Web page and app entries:
== Segment start ==
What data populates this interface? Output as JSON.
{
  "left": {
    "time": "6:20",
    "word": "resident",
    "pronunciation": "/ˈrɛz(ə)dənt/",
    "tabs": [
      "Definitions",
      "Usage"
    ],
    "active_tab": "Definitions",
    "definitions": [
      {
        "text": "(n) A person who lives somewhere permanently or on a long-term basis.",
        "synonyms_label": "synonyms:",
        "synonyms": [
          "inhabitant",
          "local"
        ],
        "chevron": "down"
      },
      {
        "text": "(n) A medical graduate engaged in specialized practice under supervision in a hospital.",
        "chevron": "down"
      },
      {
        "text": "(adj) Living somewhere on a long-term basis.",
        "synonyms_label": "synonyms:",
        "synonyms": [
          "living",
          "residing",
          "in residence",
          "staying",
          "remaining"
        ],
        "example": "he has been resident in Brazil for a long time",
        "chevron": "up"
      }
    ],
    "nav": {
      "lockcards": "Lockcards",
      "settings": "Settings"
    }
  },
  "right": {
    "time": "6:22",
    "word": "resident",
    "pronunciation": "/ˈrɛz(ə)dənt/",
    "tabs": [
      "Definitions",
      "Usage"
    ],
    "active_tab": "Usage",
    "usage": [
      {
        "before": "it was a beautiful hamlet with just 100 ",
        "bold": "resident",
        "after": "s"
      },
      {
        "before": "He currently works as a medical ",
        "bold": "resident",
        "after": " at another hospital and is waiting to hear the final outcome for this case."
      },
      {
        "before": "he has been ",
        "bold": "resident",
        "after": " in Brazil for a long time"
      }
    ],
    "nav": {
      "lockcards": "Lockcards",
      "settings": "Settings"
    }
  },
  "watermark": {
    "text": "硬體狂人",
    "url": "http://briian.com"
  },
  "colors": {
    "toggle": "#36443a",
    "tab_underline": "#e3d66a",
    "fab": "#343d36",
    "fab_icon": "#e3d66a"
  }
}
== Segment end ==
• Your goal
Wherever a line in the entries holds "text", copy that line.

• Answer section
        "text": "(n) A person who lives somewhere permanently or on a long-term basis.",
        "text": "(n) A medical graduate engaged in specialized practice under supervision in a hospital.",
        "text": "(adj) Living somewhere on a long-term basis.",
    "text": "硬體狂人",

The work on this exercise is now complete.